On the naphthenic base oils front, there were no price adjustments reported, following a 30 cent-per-gallon decrease implemented between Aug. 5 and Aug. 10. A fairly balanced supply and demand situation, together with an unexpected shutdown, an upcoming turnaround and steady demand from South America were anticipated to result in scanty supplies.

A producer’s base oils unit suffered an unexpected production issue in mid-August and the plant was anticipated to be remain off-line until early September. A second producer has scheduled a maintenance program starting the second week of October.  

In downstream markets, lubricant manufacturers lamented ongoing additive shortages and mounting production costs. An additive producer remained on 50 percent allocation following a weather-related shutdown that started in late July, while supplies from other additive producers were strained due to lingering supply chain issues. This situation compelled a number of blenders to lower operating rates and delay product deliveries. However, some manufacturers were not affected by the shortages at all, depending on what additives they consumed.

Aside from the base oil price hikes during the first half of the year, lubricants, greases and other finished product manufacturers were dealing with climbing transportation, packaging and additive prices.

An additive supplier has communicated a price increase of up to 15 percent that was implemented in August, while a second additive supplier planned to mark up prices on Sept. 1. A third additive manufacturer has communicated price markups of up to 10%, effective Sep. 23.

Lubricant manufacturers, on their part, were also trying to push through increases, although some of them have either been adjusted down or delayed. Following increase announcements for implementation in June, July and early August, and a number of suppliers intended to adjust values in September or October. This month, one supplier was expected to increase prices by up to 15% on Sep. 1, a second manufacturer plans to raise prices on Sep. 14, while a third manufacturer has slated an increase with an effective date of Sep. 19, but the amount will vary depending on the product. There was also a communication from a supplier calling for an increase that will go into effect on Oct. 1. Several independent blenders were still evaluating the market situation and mulling increases since they had just received price hikes for additives and other raw materials.

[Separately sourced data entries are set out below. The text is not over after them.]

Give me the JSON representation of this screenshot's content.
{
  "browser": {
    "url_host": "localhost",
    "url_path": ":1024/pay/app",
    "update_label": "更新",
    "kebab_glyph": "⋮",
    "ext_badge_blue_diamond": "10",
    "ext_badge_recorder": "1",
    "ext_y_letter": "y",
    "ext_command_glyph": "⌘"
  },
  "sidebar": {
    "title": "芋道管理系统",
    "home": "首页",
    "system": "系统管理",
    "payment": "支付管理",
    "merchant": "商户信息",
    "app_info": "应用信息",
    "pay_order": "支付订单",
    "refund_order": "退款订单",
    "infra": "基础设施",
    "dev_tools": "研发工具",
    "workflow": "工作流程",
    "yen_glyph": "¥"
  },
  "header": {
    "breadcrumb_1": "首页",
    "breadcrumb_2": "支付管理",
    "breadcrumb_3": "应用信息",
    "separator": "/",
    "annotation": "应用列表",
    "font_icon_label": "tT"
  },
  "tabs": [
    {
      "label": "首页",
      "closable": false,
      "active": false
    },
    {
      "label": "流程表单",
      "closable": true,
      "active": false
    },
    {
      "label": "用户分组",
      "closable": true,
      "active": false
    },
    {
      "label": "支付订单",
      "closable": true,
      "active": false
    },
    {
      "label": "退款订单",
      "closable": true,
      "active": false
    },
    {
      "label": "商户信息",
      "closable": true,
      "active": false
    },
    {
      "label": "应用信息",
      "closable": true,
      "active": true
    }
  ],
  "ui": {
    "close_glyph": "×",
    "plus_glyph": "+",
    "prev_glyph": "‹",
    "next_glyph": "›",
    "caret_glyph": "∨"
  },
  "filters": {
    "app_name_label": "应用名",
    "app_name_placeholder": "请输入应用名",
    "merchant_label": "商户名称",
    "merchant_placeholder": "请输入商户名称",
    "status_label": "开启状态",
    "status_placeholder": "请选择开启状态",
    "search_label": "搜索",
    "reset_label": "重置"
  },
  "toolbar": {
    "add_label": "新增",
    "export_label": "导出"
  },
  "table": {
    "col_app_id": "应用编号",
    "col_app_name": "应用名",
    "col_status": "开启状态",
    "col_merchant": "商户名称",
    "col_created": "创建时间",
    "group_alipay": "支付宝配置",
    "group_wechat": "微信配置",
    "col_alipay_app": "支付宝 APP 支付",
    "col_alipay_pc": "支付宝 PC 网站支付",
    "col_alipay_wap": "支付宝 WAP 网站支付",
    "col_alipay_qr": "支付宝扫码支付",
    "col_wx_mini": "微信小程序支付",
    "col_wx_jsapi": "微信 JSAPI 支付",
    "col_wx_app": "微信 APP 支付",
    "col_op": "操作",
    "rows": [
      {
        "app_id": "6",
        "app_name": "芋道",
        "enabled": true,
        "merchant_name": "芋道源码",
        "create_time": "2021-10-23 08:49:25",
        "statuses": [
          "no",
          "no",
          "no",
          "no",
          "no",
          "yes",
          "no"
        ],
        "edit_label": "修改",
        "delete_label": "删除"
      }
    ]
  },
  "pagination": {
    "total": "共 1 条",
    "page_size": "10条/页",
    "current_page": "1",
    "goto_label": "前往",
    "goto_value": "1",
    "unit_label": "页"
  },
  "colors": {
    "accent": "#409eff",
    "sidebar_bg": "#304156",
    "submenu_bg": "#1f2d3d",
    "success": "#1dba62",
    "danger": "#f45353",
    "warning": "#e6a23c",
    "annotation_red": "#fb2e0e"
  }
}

Upstream, crude oil futures jumped in early trading on Tuesday as the OPEC+ agreed a day earlier to trim crude production by 100,000 barrels a day to prop up oil prices. However, the rally tailed off as more lockdowns in China meant that demand in that country would be reduced.

OPEC+’s decision goes against appeals from many nations, including the U.S., for oil producers to increase output as a means to tame rising inflation rates and a potential global energy crisis given the ongoing Russian war on Ukraine.

On Sept. 6, West Texas Intermediate October futures settled at $86.88/barrel, compared to $91.64/bbl on Aug. 30.

Brent futures for November delivery settled on the CME at $92.83/barrel on Sep. 6, from $99.31/bbl for October futures on Aug. 30.

Louisiana Light Sweet crude wholesale spot prices were hovering at $89.59/barrel on Sep. 2, compared to $99.90/barrel on Aug. 29, according to the Energy Information Administration. (There was no trading on Sep. 5 due to the Labor Day holiday).

Gabriela Wheeler can be reached directly at gabriela@LubesnGreases.com.

(Prices are FOB basis, in U.S. dollars per gallon and U.S. dollars per metric ton).

Lubes’n’Greases Publications shall not be liable for commercial decisions based on the contents of this report.

Archived base oil price reports can be found through this link: https://www.lubesngreases.com/category/base-stocks/other/base-oil-pricing-report/

Historic and current base oil pricing data are available for purchase in Excel format.